Massoud may not be a serious challenger, but, ISIS-Khorasan will fill that role
Russia also seeks to deter further Taliban encroachment, containing their movement to Afghanistan. Moscow held several recent military exercises in Central Asia, including a joint exercise with Tajikistan and Uzbekistan on the Afghan border. The message to the Taliban is for them to not overplay their hand and pursue any ambitions beyond the Afghan border, which Moscow has signaled will be fiercely defended. Across the way is the 201st Russian military base, a sizable force responsible for backstopping Tajikistan’s security forces. Hence, Russian forces are forward deployed in the region and can facilitate the arrival of further troops from its Central Military District, or supporting airborne units. Russia has substantial capacity for power projection in the region, exercises with Central Asian states regularly, and could respond quickly to a military crisis, perhaps in collaboration with China.
Nearby Turkmenistan is a well-armed hermit kingdom, featuring a personalized authoritarian regime, and it has amicable relations with the Taliban. Here Russia’s task is made easier in terms of local capacity. Central Asia today is not composed of newly independent states, or weak teetering regimes, but rather authoritarian governments that have proven capable of maintaining independence and securing their own interests among intervening external actors. Some have undergone power transfers, and the region as a whole is more stable and consolidated than it was in the 1990s. As Alex Cooley writes, “far from a political vacuum, there is a patchwork of structures that Central Asian actors are increasingly convinced they should use to govern the region.”
All three countries are adopting certain hedging strategies.

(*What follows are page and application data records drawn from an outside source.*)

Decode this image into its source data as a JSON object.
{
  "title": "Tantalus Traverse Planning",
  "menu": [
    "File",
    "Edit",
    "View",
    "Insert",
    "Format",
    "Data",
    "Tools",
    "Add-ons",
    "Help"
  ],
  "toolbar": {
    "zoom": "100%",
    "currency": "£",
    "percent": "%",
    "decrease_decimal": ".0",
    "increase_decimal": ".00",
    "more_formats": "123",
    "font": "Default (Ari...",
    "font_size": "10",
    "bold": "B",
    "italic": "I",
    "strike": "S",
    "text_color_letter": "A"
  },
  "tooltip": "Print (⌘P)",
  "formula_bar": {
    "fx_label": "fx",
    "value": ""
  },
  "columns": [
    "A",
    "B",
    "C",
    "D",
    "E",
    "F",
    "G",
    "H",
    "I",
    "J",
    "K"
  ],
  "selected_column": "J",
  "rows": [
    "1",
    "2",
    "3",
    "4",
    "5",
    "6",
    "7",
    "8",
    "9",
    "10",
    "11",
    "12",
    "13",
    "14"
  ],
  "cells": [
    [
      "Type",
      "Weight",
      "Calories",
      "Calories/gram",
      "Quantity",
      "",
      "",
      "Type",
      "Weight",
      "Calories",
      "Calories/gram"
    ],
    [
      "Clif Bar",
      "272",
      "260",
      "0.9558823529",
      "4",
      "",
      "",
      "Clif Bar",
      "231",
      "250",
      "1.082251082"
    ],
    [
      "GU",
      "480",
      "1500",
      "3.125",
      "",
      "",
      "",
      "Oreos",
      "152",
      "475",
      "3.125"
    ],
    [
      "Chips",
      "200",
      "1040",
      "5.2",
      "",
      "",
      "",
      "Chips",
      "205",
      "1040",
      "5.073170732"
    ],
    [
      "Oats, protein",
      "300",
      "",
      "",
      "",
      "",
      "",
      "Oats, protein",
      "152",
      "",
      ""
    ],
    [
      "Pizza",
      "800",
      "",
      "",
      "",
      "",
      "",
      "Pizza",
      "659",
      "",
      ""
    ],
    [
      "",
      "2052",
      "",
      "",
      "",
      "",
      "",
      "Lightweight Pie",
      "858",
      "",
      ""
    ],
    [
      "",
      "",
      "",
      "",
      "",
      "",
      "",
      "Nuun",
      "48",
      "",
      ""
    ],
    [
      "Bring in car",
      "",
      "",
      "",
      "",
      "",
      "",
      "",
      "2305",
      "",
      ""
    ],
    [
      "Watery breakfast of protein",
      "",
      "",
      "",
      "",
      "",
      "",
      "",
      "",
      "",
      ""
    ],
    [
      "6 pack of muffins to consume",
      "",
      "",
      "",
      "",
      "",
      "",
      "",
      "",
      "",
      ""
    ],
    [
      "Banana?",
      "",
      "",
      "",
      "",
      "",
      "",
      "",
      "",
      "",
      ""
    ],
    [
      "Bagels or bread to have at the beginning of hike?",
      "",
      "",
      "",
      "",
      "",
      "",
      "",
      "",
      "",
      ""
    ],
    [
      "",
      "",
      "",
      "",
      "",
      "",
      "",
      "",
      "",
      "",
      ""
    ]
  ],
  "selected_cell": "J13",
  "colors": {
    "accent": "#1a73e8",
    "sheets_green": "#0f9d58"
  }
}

Among the three, China appears most eager to venture into Afghanistan, followed closely by Turkish eagerness to retain a presence at the airport. Turkey, it appears, is the only one of the three eager to have a military presence in the country. However, Chinese enthusiasm is still subject to strong calls for caution. There is a similar dynamic in Turkey, where the population is concerned about an open-ended military deployment to support the airport but is also determined to stem illegal migration. If the Taliban’s victory proves unsustainable, China and Russia will most likely join hands to develop a common security strategy to seal off any spillover effect from Afghanistan. Recent proposals of building a buffer zone in Tajikistan reflect preparations in this direction. The Turkish strategy is not necessarily in tension with those of China and Russia, but it is more focused on cultivating economic links and retaining control over the airport. Between China and Turkey, policy consultations are likely, but cooperative actions do not appear imminent. Moscow won’t be returning anytime soon, with the 1989 Soviet withdrawal still fresh in the collective memory of its political leadership. Engagement and containment characterize Russia’s approach, with Moscow well-positioned to coordinate a regional security response.
There is much more at the opening link. As always share some thoughts!